TASK DESCRIPTION -> Write out all of the lines below, exactly and completely.

——————

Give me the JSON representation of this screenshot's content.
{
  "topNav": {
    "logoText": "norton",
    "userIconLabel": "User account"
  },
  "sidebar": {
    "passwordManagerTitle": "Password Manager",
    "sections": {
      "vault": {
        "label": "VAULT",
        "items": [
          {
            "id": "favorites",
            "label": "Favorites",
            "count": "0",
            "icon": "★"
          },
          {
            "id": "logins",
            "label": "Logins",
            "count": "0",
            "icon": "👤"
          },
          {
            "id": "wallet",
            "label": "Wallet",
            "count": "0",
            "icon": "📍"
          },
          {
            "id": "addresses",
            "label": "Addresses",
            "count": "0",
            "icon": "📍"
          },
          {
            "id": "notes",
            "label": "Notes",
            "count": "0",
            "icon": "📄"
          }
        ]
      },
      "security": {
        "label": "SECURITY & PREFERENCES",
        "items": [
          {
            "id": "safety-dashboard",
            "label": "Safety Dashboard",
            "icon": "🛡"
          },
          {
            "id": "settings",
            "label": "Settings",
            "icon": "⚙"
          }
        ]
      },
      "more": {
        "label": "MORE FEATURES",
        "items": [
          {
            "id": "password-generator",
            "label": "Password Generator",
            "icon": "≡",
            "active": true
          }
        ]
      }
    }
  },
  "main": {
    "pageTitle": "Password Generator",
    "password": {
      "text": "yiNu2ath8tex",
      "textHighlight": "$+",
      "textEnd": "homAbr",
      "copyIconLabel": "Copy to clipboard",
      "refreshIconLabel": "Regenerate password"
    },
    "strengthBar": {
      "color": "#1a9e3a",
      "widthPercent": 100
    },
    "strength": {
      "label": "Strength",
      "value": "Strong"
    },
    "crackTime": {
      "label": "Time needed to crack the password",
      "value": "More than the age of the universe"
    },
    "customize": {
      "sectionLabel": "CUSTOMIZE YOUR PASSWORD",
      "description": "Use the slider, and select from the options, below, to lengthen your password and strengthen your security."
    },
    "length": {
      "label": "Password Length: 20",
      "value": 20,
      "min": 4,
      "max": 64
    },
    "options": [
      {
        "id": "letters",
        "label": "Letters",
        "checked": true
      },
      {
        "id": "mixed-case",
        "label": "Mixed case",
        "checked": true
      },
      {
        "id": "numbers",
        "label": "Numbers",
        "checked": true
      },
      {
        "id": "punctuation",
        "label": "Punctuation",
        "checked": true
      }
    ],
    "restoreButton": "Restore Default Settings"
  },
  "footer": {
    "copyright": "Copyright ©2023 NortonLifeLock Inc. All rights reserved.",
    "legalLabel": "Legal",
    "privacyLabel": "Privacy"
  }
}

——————

TASK OUTPUT ->
Give me the JSON representation of this screenshot's content.
{
  "topNav": {
    "logoText": "norton",
    "userIconLabel": "User account"
  },
  "sidebar": {
    "passwordManagerTitle": "Password Manager",
    "sections": {
      "vault": {
        "label": "VAULT",
        "items": [
          {
            "id": "favorites",
            "label": "Favorites",
            "count": "0",
            "icon": "★"
          },
          {
            "id": "logins",
            "label": "Logins",
            "count": "0",
            "icon": "👤"
          },
          {
            "id": "wallet",
            "label": "Wallet",
            "count": "0",
            "icon": "📍"
          },
          {
            "id": "addresses",
            "label": "Addresses",
            "count": "0",
            "icon": "📍"
          },
          {
            "id": "notes",
            "label": "Notes",
            "count": "0",
            "icon": "📄"
          }
        ]
      },
      "security": {
        "label": "SECURITY & PREFERENCES",
        "items": [
          {
            "id": "safety-dashboard",
            "label": "Safety Dashboard",
            "icon": "🛡"
          },
          {
            "id": "settings",
            "label": "Settings",
            "icon": "⚙"
          }
        ]
      },
      "more": {
        "label": "MORE FEATURES",
        "items": [
          {
            "id": "password-generator",
            "label": "Password Generator",
            "icon": "≡",
            "active": true
          }
        ]
      }
    }
  },
  "main": {
    "pageTitle": "Password Generator",
    "password": {
      "text": "yiNu2ath8tex",
      "textHighlight": "$+",
      "textEnd": "homAbr",
      "copyIconLabel": "Copy to clipboard",
      "refreshIconLabel": "Regenerate password"
    },
    "strengthBar": {
      "color": "#1a9e3a",
      "widthPercent": 100
    },
    "strength": {
      "label": "Strength",
      "value": "Strong"
    },
    "crackTime": {
      "label": "Time needed to crack the password",
      "value": "More than the age of the universe"
    },
    "customize": {
      "sectionLabel": "CUSTOMIZE YOUR PASSWORD",
      "description": "Use the slider, and select from the options, below, to lengthen your password and strengthen your security."
    },
    "length": {
      "label": "Password Length: 20",
      "value": 20,
      "min": 4,
      "max": 64
    },
    "options": [
      {
        "id": "letters",
        "label": "Letters",
        "checked": true
      },
      {
        "id": "mixed-case",
        "label": "Mixed case",
        "checked": true
      },
      {
        "id": "numbers",
        "label": "Numbers",
        "checked": true
      },
      {
        "id": "punctuation",
        "label": "Punctuation",
        "checked": true
      }
    ],
    "restoreButton": "Restore Default Settings"
  },
  "footer": {
    "copyright": "Copyright ©2023 NortonLifeLock Inc. All rights reserved.",
    "legalLabel": "Legal",
    "privacyLabel": "Privacy"
  }
}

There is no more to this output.